Meanwhile, I tried to get an appointment with the neurosurgeon who specializes in pituitary tumors at the hospital where I work, but I was turned down because I hadn’t even seen a regular endocrinologist yet who would determine whether or not I truly “failed” therapy and thus needed to see a neurosurgeon. Thankfully, on May 20th, I had my first appointment with said endocrinologist, who would be handling my tumor from here on out. Since my prolactin level was still slightly elevated, she wanted to increase my bromocriptine dose. Sure, why not? And for awhile, it seemed to work.
Alas, a few weeks after the dose increase, I began to have side effects again that were interfering with my life and work. One night, in the middle of a night shift, I was suddenly overtaken by dizziness and vertigo so severe I was dry heaving and had to call a coworker in the middle of the night to come in and finish the shift for me.
June 10: “As soon as I left the building, I started bawling, which made me retch into the little plastic bag I had, so I made myself stop crying so I wouldn’t get sick. I somehow managed to make it home, although I don’t know how. Luckily the roads are deserted at 3 AM.”
The next time I tried to return to work a week and a half later, I had a bout of vertigo so severe that I passed out in the shower while getting ready for work. I could barely stand because of the dizziness and lightheadedness. I haven’t been able to work since that day and am now on short-term disability. I am in the process of tapering off the bromocriptine altogether at the instruction of my endocrinologist.
And then…well, I’ll let my non-edited self take over for a bit.
June 25: “I woke up wishing that yesterday had all been a bad dream. But when I realized it wasn’t, I started crying. I feel as useless today as I did yesterday. I can’t believe this nightmare I’m going through. I can’t believe the downward spiral my life has taken in the past 6 months. I think I can truly say I’ve hit rock bottom now. And I don’t know how on earth I’m going to get out of it…So in the interim, I’m just suffering.”
Finally, once the powers that be deemed I had suffered enough…
June 28: “[Endocrinologist] suggested making an appointment with [neurosurgeon]. So I just called and of course they have to review my case again. I have this feeling that they’re going to turn me down again because my prolactin is almost normal. In which case, I’m screwed.”
June 29: “On a happier note…I already heard from [neurosurgeon]’s office this morning to schedule an appointment! So we’re seeing him next Friday, July 8th…”
July 8: “Then Dr. [Neurosurgeon] came in and he was just as wonderful as I was hoping he would be. We went through how I had received the diagnosis and how I had (not) tolerated the medications and what side effects I had experienced. He then explained there were two options remaining: surgery or radiation.

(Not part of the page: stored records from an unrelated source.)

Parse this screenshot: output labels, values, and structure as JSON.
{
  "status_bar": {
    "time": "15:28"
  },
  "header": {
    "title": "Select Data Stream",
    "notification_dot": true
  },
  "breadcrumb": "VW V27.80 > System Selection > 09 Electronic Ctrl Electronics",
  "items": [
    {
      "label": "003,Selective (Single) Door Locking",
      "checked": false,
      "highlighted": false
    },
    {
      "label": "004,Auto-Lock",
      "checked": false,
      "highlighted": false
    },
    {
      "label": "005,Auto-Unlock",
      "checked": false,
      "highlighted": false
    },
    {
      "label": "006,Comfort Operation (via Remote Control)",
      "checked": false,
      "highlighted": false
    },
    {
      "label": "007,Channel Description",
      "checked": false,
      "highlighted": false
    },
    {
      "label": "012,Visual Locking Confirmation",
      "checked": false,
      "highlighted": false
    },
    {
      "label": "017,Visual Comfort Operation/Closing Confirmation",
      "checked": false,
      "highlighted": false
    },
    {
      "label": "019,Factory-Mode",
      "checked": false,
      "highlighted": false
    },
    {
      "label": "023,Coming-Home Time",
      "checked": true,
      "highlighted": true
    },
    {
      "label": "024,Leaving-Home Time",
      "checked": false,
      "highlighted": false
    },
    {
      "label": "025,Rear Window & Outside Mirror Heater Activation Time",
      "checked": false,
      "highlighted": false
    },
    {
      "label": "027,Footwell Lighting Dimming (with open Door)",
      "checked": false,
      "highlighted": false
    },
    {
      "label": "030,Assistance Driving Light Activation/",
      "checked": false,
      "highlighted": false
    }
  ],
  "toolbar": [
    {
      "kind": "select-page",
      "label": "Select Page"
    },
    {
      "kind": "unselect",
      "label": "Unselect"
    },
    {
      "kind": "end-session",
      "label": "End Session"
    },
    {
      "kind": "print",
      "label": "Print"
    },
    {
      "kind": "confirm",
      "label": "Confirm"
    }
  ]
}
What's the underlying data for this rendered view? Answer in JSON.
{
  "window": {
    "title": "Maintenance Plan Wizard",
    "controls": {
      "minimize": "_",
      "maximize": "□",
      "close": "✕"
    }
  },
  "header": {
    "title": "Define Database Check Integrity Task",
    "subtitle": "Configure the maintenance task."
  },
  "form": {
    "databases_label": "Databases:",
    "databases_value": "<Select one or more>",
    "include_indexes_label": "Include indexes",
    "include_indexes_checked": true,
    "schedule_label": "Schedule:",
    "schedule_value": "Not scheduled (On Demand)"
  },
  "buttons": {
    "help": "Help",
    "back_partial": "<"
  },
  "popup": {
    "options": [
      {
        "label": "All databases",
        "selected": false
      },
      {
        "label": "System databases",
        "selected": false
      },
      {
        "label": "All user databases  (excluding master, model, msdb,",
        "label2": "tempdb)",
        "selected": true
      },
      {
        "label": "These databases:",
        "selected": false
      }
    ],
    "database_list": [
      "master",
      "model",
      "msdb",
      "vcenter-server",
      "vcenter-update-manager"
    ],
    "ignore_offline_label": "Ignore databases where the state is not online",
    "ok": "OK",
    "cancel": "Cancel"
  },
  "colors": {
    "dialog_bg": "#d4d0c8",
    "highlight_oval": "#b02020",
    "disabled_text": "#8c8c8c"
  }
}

Surgery for prolactinomas has about a 70% cure rate and it’s actually better if the tumor is smaller, so I definitely have that going for me. Radiation (gamma knife) has about 50-60% cure rate…Based on all this, he recommended proceeding with surgery and we agreed.”
And there you have it. The big day is September 8th. Two months to go. And the countdown begins!